Friday, April 16, 2010

Content with my pace now...whatever, it's cool (#4)

“Time Traveler”

Ask me
how many times I have started over--
how many endings I’ve seen.
It’s not magic 
when it’s not a choice,
and reverse isn’t an option.

This is really short - too short, probably.  Also, I've heard Back to the Future referenced several times recently, I think that means I'm supposed to watch it.

Monday, April 12, 2010

Stalling (and #3)...

What’s the hold up?  I am much more hesitant than I used to be about posting first drafts.  I think it’s because first drafts can really suck. So why would I, one who cares about words and the combination thereof, put first draft drivel out for all to see?  Maybe I spoke too soon about my participation in this year’s NPM challenge.  I’m trying to see it as a sign of growth, though – that I am becoming more discerning and honest and objective about my work – when I can read something newly written and say, “Wow, that’s bad.”

That being said, here's another one - probably not so great in its current form, but I'm not apologizing.

"The Missionaries Are Coming"

My soul isn’t lost
I know just where it is.
But perhaps I can help you find
what a pure smile looks like,
how to get along with very little
and God.
The God that you read about,
who only visits you on Sundays,
I will show you Him in the waters.
He whispers to me on walks to the market.
He is keeping my grandmother alive
till she’s taught me all I need to know.
God is with everyone here—
maybe it’s because our houses
have no windows and we keep our doors open.
He can come and go as He pleases.
In return, He sustains us
by your visits, between your visits and long after you've gone.
So, welcome, nice to see you again.
But my soul isn’t lost
I know right where it is.

Monday, April 05, 2010

NPM Day 5, Poem #2

“Mouthful of Cotton”

Puffy stuffing
blossoms from my teeth
gums made of dirt
Can’t scream
can’t swallow
can’t even bite my own tongue
Fibers tickle my throat
until saliva makes them soft
Then the wad makes its way down
and rests in my belly
I scoop out with my fingers
any bits left behind--
quickly now
Before it begins
to grow again

Slow start?

eating more words than i'm writing, so far this month. :::sigh:::

Thursday, April 01, 2010

It Begins - NPM Day 1


Chicken pox
Bike races gone bad
Facing bullies
Sibling rivalries
Team sports
Iron accidents (the clothing kind, the curling kind)
Cooking (there’s still enough thumb left for a print)
Gaining again
and Roland.

National Poetry Month Is Upon Us

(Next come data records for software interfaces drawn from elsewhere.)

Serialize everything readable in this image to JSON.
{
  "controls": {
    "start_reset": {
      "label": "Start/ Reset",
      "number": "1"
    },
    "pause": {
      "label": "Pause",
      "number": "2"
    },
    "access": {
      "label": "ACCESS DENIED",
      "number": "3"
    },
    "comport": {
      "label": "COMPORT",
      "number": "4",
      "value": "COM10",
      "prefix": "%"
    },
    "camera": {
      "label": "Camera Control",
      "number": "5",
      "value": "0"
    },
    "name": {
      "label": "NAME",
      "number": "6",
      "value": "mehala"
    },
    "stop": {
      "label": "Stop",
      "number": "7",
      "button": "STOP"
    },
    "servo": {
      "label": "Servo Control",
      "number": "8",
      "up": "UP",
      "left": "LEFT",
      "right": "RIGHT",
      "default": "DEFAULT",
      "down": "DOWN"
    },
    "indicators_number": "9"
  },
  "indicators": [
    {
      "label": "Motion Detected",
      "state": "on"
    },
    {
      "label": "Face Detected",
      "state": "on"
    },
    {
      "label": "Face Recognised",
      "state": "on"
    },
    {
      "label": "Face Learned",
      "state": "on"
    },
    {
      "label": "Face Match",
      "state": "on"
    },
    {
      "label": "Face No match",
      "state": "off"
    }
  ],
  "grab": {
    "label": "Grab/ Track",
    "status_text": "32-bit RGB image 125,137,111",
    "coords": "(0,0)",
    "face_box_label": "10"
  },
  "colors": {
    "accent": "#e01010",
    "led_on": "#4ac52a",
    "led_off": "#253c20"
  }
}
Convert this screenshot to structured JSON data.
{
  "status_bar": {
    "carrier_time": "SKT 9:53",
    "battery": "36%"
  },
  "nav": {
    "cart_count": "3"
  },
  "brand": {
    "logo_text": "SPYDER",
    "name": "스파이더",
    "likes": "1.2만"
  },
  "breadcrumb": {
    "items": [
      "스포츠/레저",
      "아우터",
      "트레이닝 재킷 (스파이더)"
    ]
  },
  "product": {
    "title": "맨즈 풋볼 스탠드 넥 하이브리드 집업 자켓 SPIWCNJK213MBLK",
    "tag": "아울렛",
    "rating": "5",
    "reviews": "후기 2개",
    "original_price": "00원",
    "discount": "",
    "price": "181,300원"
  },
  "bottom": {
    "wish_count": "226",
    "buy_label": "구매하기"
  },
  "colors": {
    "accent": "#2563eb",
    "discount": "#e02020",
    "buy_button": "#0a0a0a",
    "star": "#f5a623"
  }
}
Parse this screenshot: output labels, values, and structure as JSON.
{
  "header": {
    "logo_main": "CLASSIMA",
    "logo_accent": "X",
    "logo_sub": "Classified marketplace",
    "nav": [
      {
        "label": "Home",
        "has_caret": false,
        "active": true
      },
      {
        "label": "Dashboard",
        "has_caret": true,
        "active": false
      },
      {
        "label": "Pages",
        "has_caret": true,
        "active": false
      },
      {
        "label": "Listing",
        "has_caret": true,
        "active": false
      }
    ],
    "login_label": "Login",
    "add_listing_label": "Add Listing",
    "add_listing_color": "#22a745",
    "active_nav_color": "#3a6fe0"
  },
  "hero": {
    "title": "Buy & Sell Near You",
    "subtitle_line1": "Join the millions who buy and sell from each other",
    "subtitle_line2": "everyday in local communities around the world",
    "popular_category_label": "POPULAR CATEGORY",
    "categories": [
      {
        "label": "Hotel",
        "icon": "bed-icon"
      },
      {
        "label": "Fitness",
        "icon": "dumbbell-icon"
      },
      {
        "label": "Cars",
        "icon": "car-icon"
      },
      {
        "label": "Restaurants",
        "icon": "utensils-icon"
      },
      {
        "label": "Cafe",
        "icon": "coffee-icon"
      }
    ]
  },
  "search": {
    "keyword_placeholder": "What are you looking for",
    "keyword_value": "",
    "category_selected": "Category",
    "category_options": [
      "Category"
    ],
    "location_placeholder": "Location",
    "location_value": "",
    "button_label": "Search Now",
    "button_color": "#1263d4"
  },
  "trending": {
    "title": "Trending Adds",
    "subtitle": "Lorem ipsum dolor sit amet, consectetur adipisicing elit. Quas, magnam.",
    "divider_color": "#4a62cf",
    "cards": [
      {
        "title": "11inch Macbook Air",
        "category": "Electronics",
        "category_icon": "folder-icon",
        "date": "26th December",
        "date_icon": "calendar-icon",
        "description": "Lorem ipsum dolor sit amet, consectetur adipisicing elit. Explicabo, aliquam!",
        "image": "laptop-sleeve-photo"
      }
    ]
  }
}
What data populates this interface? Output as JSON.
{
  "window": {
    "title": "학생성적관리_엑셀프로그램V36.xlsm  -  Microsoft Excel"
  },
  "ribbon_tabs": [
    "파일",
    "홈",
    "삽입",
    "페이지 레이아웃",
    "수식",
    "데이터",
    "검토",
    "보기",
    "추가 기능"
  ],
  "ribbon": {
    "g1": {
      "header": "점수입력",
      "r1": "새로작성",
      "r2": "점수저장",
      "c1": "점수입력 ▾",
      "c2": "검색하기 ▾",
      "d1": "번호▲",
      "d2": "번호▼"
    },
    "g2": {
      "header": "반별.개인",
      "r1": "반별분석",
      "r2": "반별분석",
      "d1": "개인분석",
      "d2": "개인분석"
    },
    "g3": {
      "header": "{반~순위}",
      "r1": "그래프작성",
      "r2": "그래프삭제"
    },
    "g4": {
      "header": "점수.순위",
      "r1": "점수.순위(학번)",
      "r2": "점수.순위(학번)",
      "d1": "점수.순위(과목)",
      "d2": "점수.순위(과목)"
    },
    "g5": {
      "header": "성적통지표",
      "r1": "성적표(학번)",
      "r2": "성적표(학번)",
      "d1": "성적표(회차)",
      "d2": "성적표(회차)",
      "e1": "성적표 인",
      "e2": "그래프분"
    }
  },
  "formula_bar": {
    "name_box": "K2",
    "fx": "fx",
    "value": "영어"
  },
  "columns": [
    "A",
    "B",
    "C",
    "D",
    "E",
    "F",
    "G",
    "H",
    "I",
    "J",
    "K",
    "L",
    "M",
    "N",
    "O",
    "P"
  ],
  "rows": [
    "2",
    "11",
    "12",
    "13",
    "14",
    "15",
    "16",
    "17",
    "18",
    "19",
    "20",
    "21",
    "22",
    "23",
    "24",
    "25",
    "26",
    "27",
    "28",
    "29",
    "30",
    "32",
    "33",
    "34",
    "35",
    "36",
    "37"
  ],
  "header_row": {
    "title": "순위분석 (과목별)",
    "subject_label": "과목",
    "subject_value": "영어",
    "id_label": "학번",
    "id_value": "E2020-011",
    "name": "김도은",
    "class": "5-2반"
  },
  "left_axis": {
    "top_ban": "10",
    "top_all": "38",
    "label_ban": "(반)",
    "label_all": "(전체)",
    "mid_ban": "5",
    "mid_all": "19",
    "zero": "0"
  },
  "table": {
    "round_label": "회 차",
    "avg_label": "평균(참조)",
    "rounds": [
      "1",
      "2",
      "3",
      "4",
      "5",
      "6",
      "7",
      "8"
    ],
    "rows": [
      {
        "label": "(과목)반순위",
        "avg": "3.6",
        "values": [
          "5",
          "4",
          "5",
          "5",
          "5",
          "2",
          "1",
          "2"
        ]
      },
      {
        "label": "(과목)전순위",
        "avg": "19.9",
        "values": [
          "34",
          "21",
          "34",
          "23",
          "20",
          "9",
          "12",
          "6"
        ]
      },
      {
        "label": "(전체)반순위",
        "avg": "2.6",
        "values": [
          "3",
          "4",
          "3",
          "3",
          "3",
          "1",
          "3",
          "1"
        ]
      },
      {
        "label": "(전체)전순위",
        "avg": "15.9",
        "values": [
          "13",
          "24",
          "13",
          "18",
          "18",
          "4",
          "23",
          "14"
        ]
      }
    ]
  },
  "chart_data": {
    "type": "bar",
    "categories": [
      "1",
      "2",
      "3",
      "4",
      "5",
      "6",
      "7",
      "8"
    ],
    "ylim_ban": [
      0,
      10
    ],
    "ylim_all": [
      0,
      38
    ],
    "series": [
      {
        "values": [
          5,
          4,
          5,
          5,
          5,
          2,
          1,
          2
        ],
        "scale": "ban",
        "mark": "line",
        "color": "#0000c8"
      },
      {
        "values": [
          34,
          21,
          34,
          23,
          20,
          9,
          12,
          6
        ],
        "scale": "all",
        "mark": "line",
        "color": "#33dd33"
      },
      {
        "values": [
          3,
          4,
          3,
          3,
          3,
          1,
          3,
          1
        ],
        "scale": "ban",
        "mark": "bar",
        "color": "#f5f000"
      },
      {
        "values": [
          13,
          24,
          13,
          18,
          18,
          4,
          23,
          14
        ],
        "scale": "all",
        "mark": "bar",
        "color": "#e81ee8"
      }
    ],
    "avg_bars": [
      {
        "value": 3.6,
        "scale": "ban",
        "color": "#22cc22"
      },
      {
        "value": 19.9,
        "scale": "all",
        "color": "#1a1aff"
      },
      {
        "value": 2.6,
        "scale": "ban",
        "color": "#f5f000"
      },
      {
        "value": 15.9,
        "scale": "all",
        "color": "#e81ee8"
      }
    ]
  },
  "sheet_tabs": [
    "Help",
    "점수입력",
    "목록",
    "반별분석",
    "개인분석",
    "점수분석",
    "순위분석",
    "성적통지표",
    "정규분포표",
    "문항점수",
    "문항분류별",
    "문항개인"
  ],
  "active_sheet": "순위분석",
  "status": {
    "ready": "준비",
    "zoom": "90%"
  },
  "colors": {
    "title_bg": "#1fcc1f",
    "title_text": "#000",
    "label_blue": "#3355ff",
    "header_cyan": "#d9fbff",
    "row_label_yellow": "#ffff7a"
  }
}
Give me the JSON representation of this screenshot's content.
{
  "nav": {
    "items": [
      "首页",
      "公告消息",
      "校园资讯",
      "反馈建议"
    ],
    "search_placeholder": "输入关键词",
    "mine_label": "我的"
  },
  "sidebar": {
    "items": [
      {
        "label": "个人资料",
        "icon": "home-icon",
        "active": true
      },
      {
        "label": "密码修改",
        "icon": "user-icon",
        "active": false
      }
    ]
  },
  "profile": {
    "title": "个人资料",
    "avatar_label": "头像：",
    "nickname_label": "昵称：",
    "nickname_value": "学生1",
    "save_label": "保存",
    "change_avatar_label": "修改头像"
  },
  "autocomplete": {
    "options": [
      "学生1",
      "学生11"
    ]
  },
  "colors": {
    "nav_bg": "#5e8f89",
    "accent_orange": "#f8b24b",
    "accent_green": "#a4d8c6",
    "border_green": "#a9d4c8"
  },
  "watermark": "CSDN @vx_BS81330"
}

It is with excitement and anxiety that I embark on another NPM challenge - one [draft of a] poem per day for the entire month of April.  The rules I'm giving myself: any form, any content, no previously written poems.  In sweet anticipation of the muses and geniuses that I pray will taunt me this month (and for always), I'm drawn to this TED conference talk given by Elizabeth Gilbert, author of Eat, Pray, Love.  Her delivery is very good, as is her content.  My favorite part is her retelling of poet, Ruth Stone's narrative of "catching" a poem - oh to have the Juju come down on me like that.  OlĂ©!